Data Analysis:

Final Velocity Glass Final Momentum Steel Marble


Conclusion: This lab validates the Law
Final Velocity Steel Marble (m/s) Marble (m/s)of Conservation of Mass. The percent
(kg*(m/s))
Tri difference between the final and initial momentums was very small. This means
al that, for the most part, the momentums of the two marbles were equal to the
1 momentum of the steel marble0.8341before the collision.0.9317
The variables are related 0.0070
Tri because of the equation:
m v + m v + . . .+ m v = m v + m v + . . .+ m v
1 1 i 2 2 i n n i 1 1 f 2 2 f n n f
al
2 0.8244 0.9780 0.0069
Tri
al
3 0.7878 1.0293 0.0066
Tri
al
4 0.8268 1.0024 0.0069
Tri
al
5 0.8293 0.9976 0.0069
Final Momentum Glass Marble Final Momentum Percent Difference Initial and
(kg*(m/s)) System (kg*(m/s)) Final Momentums
Tri
al
1 0.0032 0.0102 1.4946
Tri
al
2 0.0033 0.0102 2.2450
Tri
al
3 0.0035 0.0101 0.9540
Tri
al
4 0.0034 0.0103 3.2523
Tri
al
5 0.0034 0.0103 3.2887
Theoretical Initial Velocity (m/s):
1.38 Theoretical Initial Momentum (kg*(m/s)): .012
Initial Velocity System/Steel
Marble (m/s): 1.20 Initial Momentum System/Steel Marble (kg*(m/s)): .010
Time for Ball to Hit Ground (s): .
41
We saw that the momentum of the steel marble after the collision was greater than
the momentum of the glass marble after the collision. This is because the steel
marble had a greater mass. The variables concerning this finding are related
because of the formula p=mv. Another one of our findings was that although the
balls traveled different distances, they hit the ground at the same time. This is
because of the absence of vertical velocities. Basic kinematics states that horizontal
and vertical velocities are independent of each other. The time was consistent
because of the KECA-2, which shows that there are no variables which can change

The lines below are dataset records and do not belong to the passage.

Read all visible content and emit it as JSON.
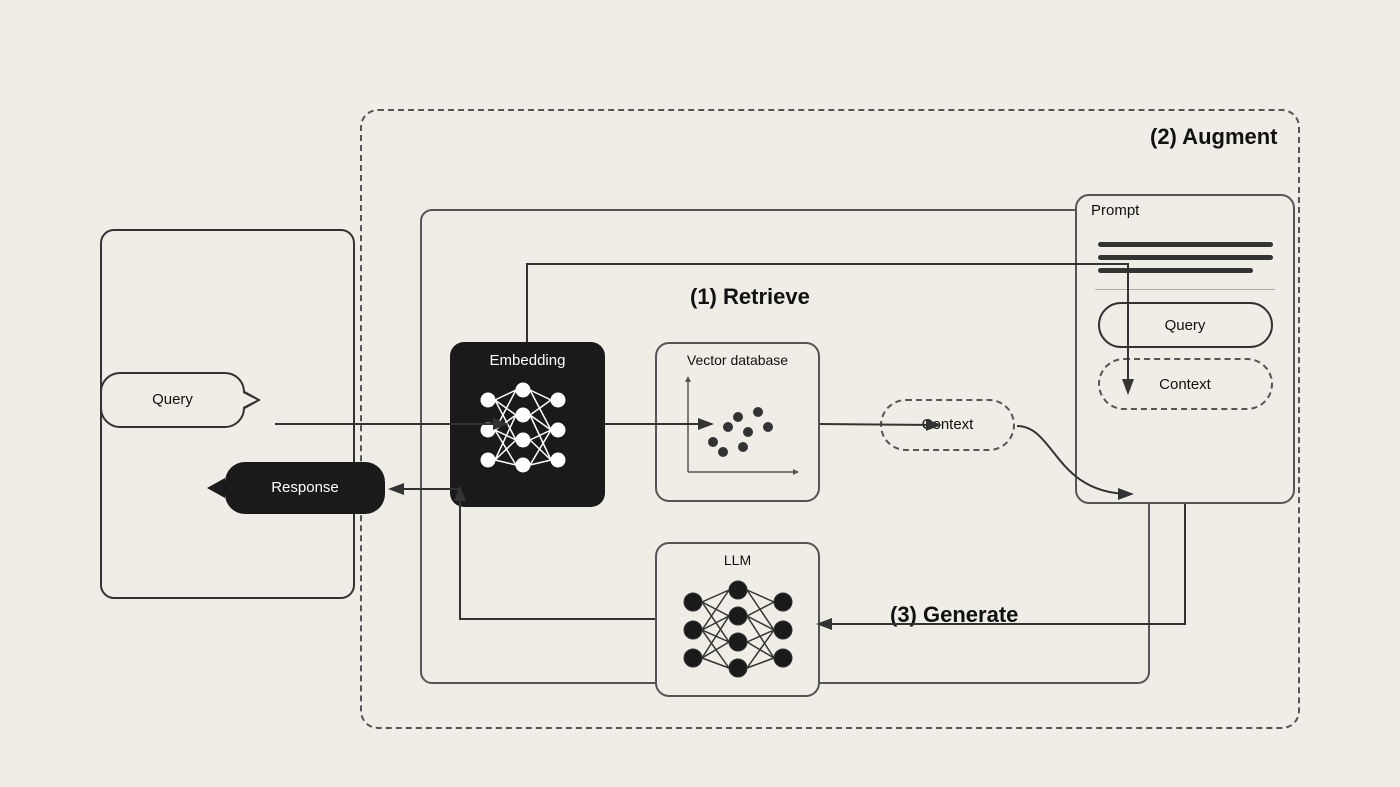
{
  "labels": {
    "query": "Query",
    "response": "Response",
    "embedding": "Embedding",
    "vector_db": "Vector database",
    "llm": "LLM",
    "context": "Context",
    "prompt": "Prompt",
    "retrieve": "(1) Retrieve",
    "augment": "(2) Augment",
    "generate": "(3) Generate"
  },
  "colors": {
    "background": "#f0ede6",
    "dark": "#1a1a1a",
    "border": "#555",
    "text_dark": "#111",
    "text_white": "#ffffff"
  }
}
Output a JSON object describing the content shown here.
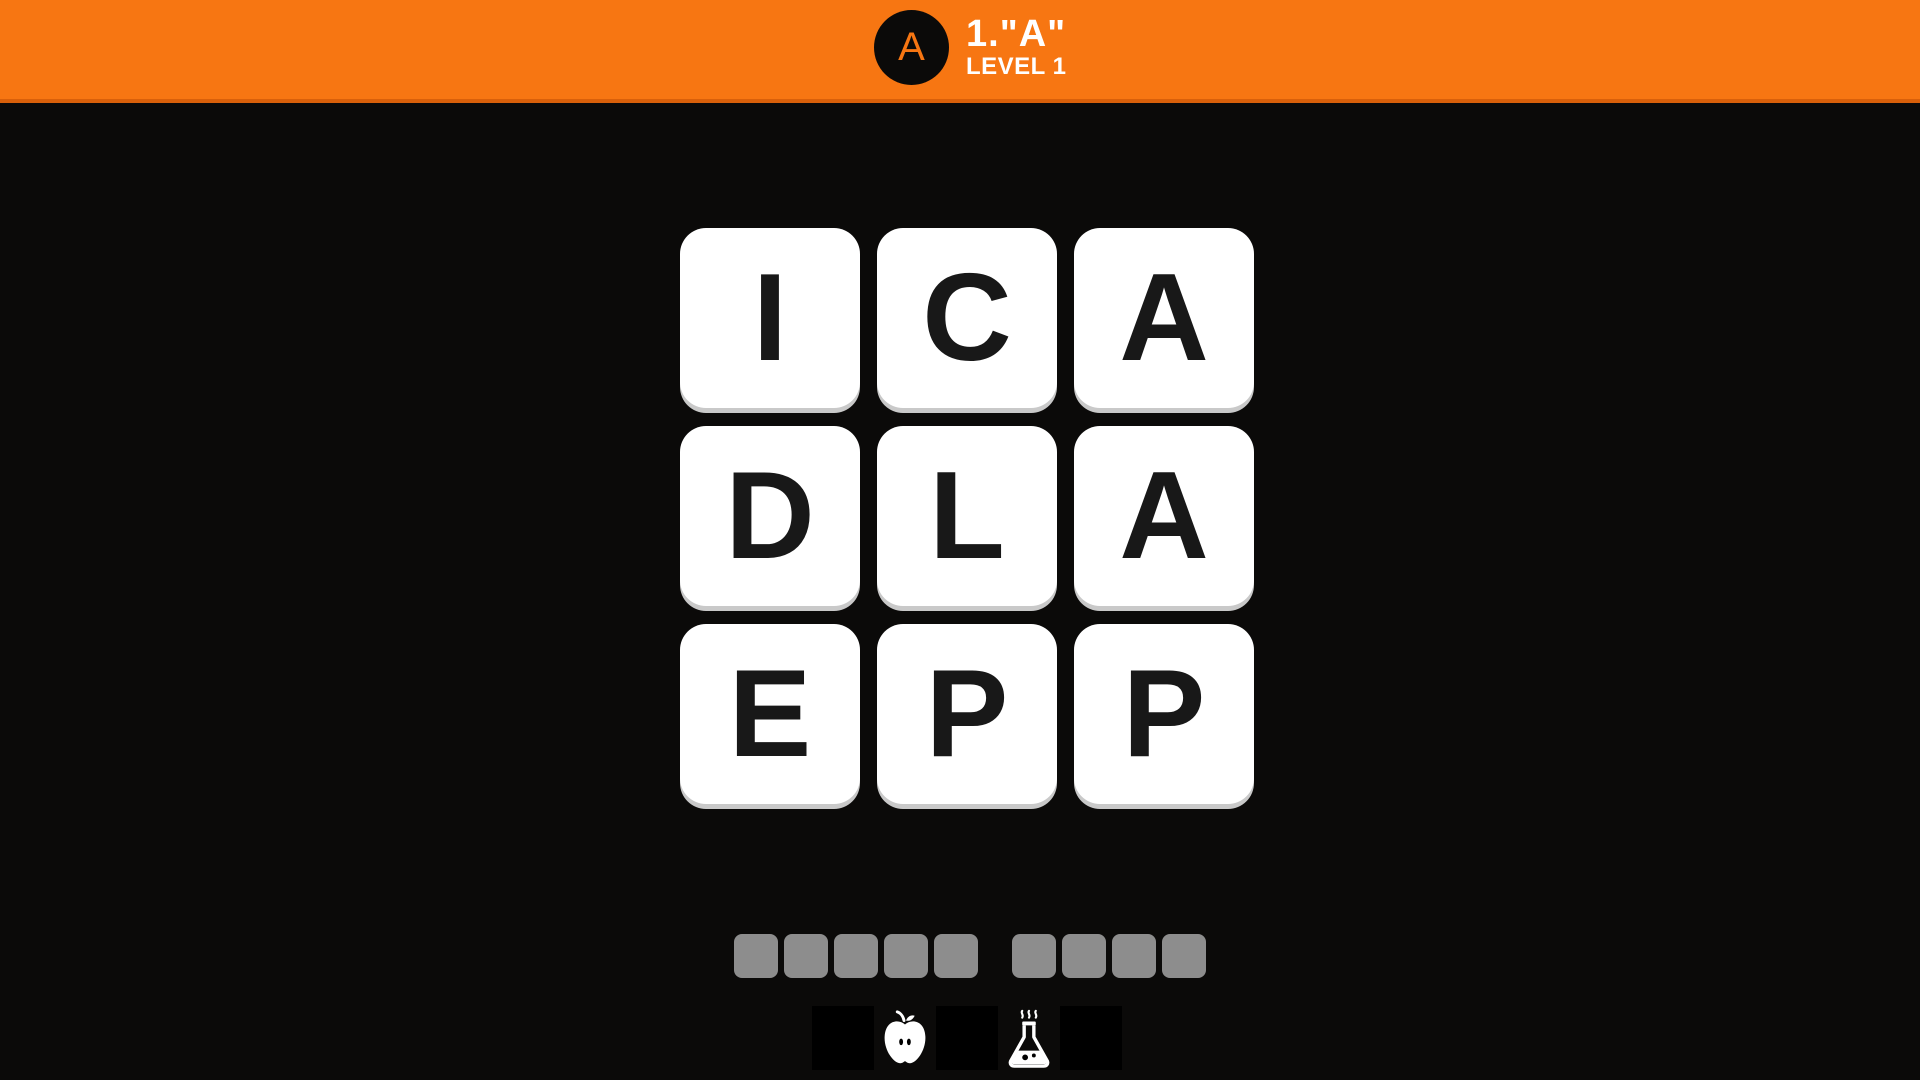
{
  "header": {
    "badge_letter": "A",
    "title": "1.\"A\"",
    "subtitle": "LEVEL 1"
  },
  "puzzle": {
    "tiles": [
      "I",
      "C",
      "A",
      "D",
      "L",
      "A",
      "E",
      "P",
      "P"
    ],
    "answer_word_lengths": [
      5,
      4
    ]
  },
  "toolbar": {
    "icons": [
      "apple-icon",
      "flask-icon"
    ]
  },
  "colors": {
    "accent": "#f77612",
    "background": "#0b0a09",
    "tile": "#ffffff",
    "tile_text": "#181818",
    "answer_slot": "#8d8d8d"
  }
}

the data. Although the data shows that the law is accurate, it also reveals a slight
degree of error in the experiment. The largest source of error was the friction
experienced by the steel marble on the ramp. The Law of Conservation of
Momentum states that it is true so long as an external force does not act upon it.
The friction caused the marble to slow down and lowered its momentum. This would
result in a greater percent error because the final momentum would appear to be
smaller than it should be. Another source of error is the possibility that the collision
was not completely one-dimensional. If the marbles hit each other at even the
slightest angle the final momentum would appear to be either greater or less than
what it should be since it would be harder to calculate distances traveled. Apart
from these two, there were no other major sources of error (as can be seen by the
very small percent differences). The Law of Conservation of Momentum is backed
up by empirical evidence collected in this lab.